Building on the state’s historic $100 million investment in reproductive health in the 2019-20 state budget, Governor Gavin Newsom today signed into law legislation expanding access to critical reproductive health care services. The Governor signed SB 24 by Senator Connie Leyva (D-Chino) which requires student health centers on University of California and California State University campuses to offer abortion by medication techniques on site.
“As other states and the federal government go backward, restricting reproductive freedom, in California we are moving forward, expanding access and reaffirming a woman’s right choose,” said Governor Newsom. “We’re removing barriers to reproductive health – increasing access on college campuses and using technology to modernize how patients interact with providers.”
SB 24 requires the California Commission on the Status of Women and Girls to administer a Reproductive Health Fund, which will provide private funding to public university health centers to provide these new services. The bill will reduce barriers for the hundreds of California public university students who are forced to go off-campus to seek medication abortions every month, often missing class and delaying their access to this legal reproductive health procedure.
“As states across our country are rolling back women’s health care and access to abortion, California continues to lead the nation in protecting every individual’s right to choose,” said Senator Leyva. “By ensuring that abortion care is available on campus, college students will not have to choose between delaying important medical care or needing to travel long distances or even missing classes or work. I thank Governor Newsom for signing SB 24 and for continuing to prioritize the rights of all Californians seeking abortion care, including students at our public universities.”
The Governor also signed AB 1264 by Assemblymember Cottie Petrie-Norris (D-Laguna Beach), which reduces unnecessary barriers and requirements to accessing birth control from Planned Parenthood. The bill clarifies that birth control can be prescribed via teleconference without a video chat, allowing people to safely access birth control through a phone app which will expand access to birth control in California.
In this year’s budget, California doubled investment in reproductive health to a record $100 million – when matched with federal funding, this investment will provide hundreds of millions to Planned Parenthood and other critical women’s health providers. In March, California also sued the federal administration over its proposed “gag rule.” The rule threatens Title X funds, which provide a critical lifeline for nearly 4 million low-income women around the country.

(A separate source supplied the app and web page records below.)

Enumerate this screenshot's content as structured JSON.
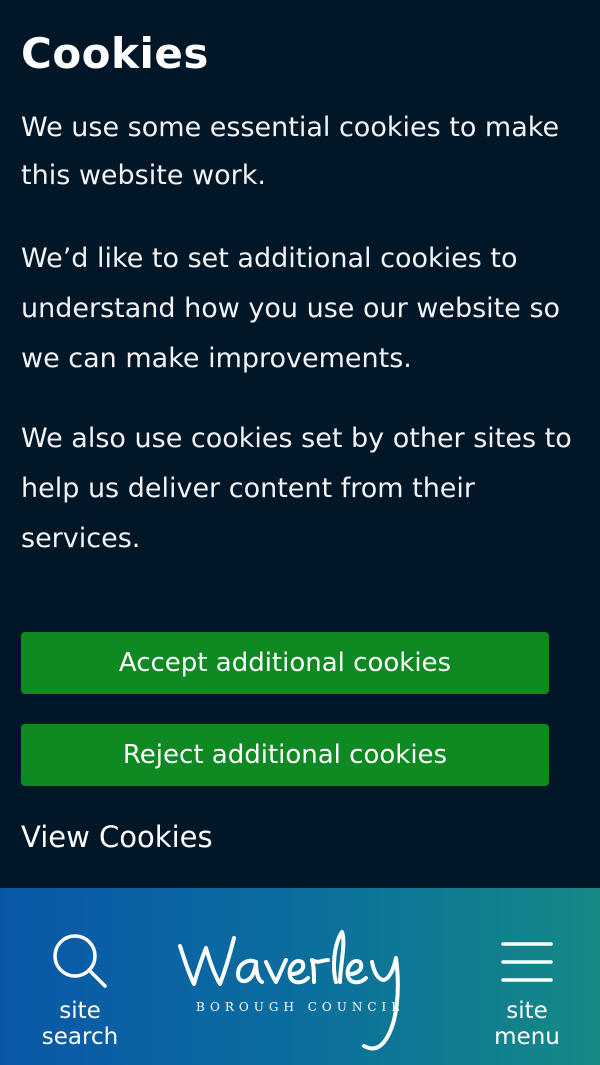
{
  "cookie_banner": {
    "title": "Cookies",
    "paragraphs": [
      "We use some essential cookies to make this website work.",
      "We’d like to set additional cookies to understand how you use our website so we can make improvements.",
      "We also use cookies set by other sites to help us deliver content from their services."
    ],
    "accept_label": "Accept additional cookies",
    "reject_label": "Reject additional cookies",
    "view_label": "View Cookies"
  },
  "header": {
    "search_label_line1": "site",
    "search_label_line2": "search",
    "menu_label_line1": "site",
    "menu_label_line2": "menu",
    "logo_text": "Waverley",
    "logo_subtext": "BOROUGH COUNCIL"
  },
  "colors": {
    "banner_bg": "#011627",
    "button_green": "#0f8a23",
    "header_gradient_start": "#0a57a8",
    "header_gradient_end": "#148a86"
  },
  "icons": [
    "search-icon",
    "hamburger-menu-icon",
    "waverley-logo"
  ]
}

Previously, the Governor signed SB 464 by Senator Holly Mitchell (D-Los Angeles) to improve black maternal health care. The bill will reduce preventable maternal mortality among black women by requiring all perinatal health care providers to undergo implicit bias training to curb the impact of bias on maternal health, and improving data collection at the California Department of Public Health to better understand pregnancy-related deaths. The 2019-20 state budget includes more than $65 million of ongoing total funds to expand the California Home Visiting Program and the Black Infant Health Program, which will improve the health and wellness of mothers and children and allow more families to access these important culturally appropriate services.